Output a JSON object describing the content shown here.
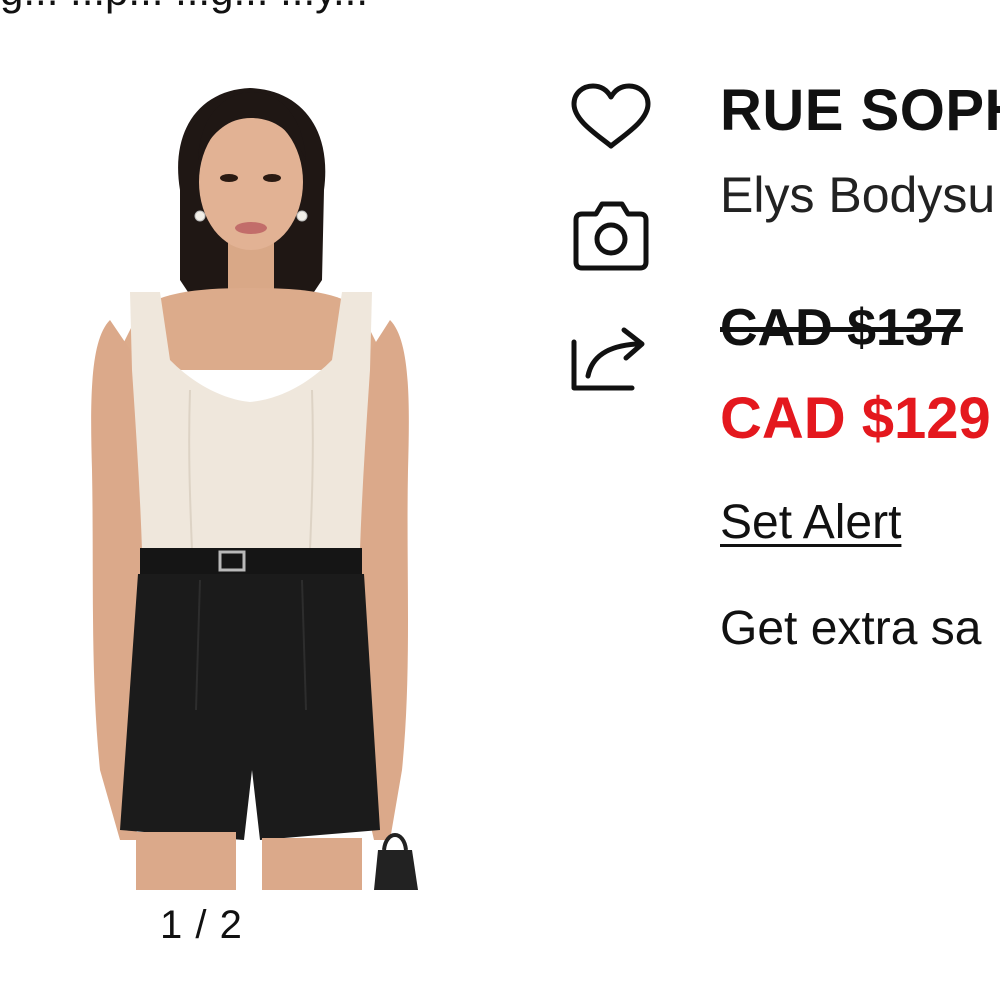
{
  "top_banner": {
    "text": "g... ...p... ...g... ...y..."
  },
  "gallery": {
    "image_alt": "Model wearing cream sweetheart-neck bodysuit with black belted shorts",
    "counter": "1 / 2"
  },
  "actions": {
    "wishlist_icon": "heart-icon",
    "camera_icon": "camera-icon",
    "share_icon": "share-icon"
  },
  "product": {
    "brand": "RUE SOPH",
    "name": "Elys Bodysu",
    "original_price": "CAD $137",
    "sale_price": "CAD $129",
    "set_alert_label": "Set Alert",
    "extra_savings_text": "Get extra sa"
  },
  "colors": {
    "sale_red": "#e4181e",
    "text": "#111111",
    "background": "#ffffff"
  }
}
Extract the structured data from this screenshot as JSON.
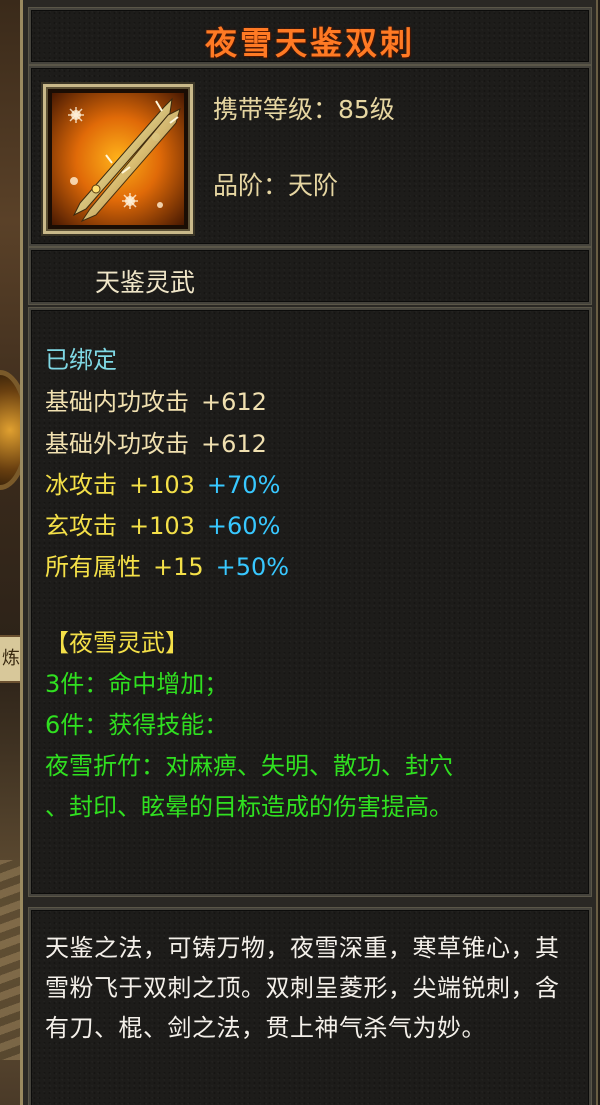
{
  "item": {
    "name": "夜雪天鉴双刺",
    "icon": "twin-daggers-icon",
    "level_requirement": "携带等级：85级",
    "grade": "品阶：天阶",
    "set_name": "天鉴灵武"
  },
  "stats": {
    "bound": "已绑定",
    "base_internal": {
      "label": "基础内功攻击",
      "value": "+612"
    },
    "base_external": {
      "label": "基础外功攻击",
      "value": "+612"
    },
    "ice_attack": {
      "label": "冰攻击",
      "value": "+103",
      "bonus": "+70%"
    },
    "xuan_attack": {
      "label": "玄攻击",
      "value": "+103",
      "bonus": "+60%"
    },
    "all_attributes": {
      "label": "所有属性",
      "value": "+15",
      "bonus": "+50%"
    }
  },
  "set_bonus": {
    "title": "【夜雪灵武】",
    "three_piece": "3件：命中增加；",
    "six_piece": "6件：获得技能：",
    "skill_line1": "夜雪折竹：对麻痹、失明、散功、封穴",
    "skill_line2": "、封印、眩晕的目标造成的伤害提高。"
  },
  "description": "天鉴之法，可铸万物，夜雪深重，寒草锥心，其雪粉飞于双刺之顶。双刺呈菱形，尖端锐刺，含有刀、棍、剑之法，贯上神气杀气为妙。",
  "background": {
    "side_tab_label": "炼"
  },
  "colors": {
    "title": "#ff7a24",
    "bound": "#7fd8e4",
    "base_stat": "#f0e0b0",
    "elemental_stat": "#f4e048",
    "percent_bonus": "#38c8ff",
    "set_bonus": "#30e020",
    "description": "#f4f0ea"
  }
}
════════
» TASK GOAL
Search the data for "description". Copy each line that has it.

» RESULT BELOW
  "description": "天鉴之法，可铸万物，夜雪深重，寒草锥心，其雪粉飞于双刺之顶。双刺呈菱形，尖端锐刺，含有刀、棍、剑之法，贯上神气杀气为妙。",
    "description": "#f4f0ea"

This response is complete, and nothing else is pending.